Widely recognized by contemporaries as the most powerful theologian of his generation, Jean Gerson (1363-1429) dominated the stage of western Europe during a time of plague, fratricidal war, and religious schism. Yet modern scholarship has struggled to define Gerson's place in history, even as it searches for a compelling narrative to tell the story of his era.Daniel Hobbins argues for a new understanding of Gerson as a man of letters actively managing the publication of his works in a period of rapid expansion in written culture. More broadly, Hobbins casts Gerson as a mirror of the complex cultural and intellectual shifts of the fourteenth and fifteenth centuries. In contrast to earlier theologians, Gerson took a more humanist approach to reading and to authorship. He distributed his works, both Latin and French, to a more diverse medieval public. And he succeeded in reaching a truly international audience of readers within his lifetime. Through such efforts, Gerson effectively embodies the aspirations of a generation of writers and intellectuals.
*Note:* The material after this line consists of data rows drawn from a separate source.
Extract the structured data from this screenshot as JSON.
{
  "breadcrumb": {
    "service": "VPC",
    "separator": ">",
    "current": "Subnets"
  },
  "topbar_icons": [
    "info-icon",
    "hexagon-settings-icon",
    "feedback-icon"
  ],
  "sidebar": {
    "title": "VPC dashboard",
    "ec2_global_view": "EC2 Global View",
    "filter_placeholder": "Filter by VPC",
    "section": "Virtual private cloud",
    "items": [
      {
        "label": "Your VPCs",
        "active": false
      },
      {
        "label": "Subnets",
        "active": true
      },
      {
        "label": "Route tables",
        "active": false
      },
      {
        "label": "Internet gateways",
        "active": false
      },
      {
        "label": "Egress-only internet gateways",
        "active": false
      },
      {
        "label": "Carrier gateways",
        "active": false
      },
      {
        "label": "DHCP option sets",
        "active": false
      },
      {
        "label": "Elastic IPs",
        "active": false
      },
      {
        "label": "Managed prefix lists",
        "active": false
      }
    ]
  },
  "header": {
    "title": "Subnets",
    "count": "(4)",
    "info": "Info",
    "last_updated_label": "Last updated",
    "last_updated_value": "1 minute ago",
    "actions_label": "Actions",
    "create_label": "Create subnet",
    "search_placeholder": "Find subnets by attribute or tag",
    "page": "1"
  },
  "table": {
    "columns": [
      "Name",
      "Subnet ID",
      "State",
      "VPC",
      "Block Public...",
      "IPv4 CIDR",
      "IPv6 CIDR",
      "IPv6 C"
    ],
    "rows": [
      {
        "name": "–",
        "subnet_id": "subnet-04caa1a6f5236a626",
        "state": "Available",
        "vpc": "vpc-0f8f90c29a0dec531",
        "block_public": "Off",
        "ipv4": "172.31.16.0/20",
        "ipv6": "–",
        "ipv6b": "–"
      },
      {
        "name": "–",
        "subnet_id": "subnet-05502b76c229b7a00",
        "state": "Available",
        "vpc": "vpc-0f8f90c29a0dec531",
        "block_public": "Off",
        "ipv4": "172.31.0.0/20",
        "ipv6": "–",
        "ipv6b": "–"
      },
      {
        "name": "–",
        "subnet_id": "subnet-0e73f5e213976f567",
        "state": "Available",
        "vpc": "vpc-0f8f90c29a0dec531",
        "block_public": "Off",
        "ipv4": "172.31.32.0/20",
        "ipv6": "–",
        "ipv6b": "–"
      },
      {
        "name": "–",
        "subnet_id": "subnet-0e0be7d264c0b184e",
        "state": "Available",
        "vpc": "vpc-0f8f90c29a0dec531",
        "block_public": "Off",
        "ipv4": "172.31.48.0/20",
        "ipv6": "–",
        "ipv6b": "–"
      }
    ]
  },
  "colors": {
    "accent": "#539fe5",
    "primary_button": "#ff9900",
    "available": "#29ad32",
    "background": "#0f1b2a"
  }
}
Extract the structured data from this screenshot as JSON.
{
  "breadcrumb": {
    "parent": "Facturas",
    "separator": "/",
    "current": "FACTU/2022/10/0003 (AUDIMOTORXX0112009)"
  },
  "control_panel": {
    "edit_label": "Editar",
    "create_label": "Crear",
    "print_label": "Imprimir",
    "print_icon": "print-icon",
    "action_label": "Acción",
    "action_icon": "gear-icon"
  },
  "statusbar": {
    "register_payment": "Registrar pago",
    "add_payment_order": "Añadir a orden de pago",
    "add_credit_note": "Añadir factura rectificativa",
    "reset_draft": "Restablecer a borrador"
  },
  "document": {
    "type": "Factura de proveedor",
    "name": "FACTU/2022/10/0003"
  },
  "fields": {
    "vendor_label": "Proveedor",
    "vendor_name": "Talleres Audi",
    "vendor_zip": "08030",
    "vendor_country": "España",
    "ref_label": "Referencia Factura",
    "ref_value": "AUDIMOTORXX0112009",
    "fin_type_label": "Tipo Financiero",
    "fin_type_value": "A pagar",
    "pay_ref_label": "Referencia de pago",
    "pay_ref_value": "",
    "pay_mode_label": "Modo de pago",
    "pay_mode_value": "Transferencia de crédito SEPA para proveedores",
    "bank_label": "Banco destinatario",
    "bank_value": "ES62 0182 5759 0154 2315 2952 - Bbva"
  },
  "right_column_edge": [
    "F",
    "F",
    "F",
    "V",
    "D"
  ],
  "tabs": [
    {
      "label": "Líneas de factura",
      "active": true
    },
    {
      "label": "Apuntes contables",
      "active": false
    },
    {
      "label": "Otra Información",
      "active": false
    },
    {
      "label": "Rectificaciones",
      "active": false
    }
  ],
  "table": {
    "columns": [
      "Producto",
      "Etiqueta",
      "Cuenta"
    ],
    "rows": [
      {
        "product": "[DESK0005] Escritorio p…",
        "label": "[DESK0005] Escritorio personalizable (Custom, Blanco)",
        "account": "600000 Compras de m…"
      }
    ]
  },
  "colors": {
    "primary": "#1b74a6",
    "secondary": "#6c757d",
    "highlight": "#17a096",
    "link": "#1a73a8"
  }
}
Removed from the narrow confines of late scholastic theology and placed into a broad interdisciplinary context, his writings open a window onto the fascinating landscape of fifteenth-century Europe.The picture of late medieval culture that emerges from this study offers neither a specter of decaying scholasticism nor a triumphalist narrative of budding humanism and reform. Instead, Hobbins describes a period of creative and dynamic growth, when new attitudes toward writing and debate demanded and eventually produced new technologies of the written word.
Authorship and Publicity Before Print
University of Pennsylvania Press, Inc.
Jean Gerson and the Transformation of Late Medieval Learning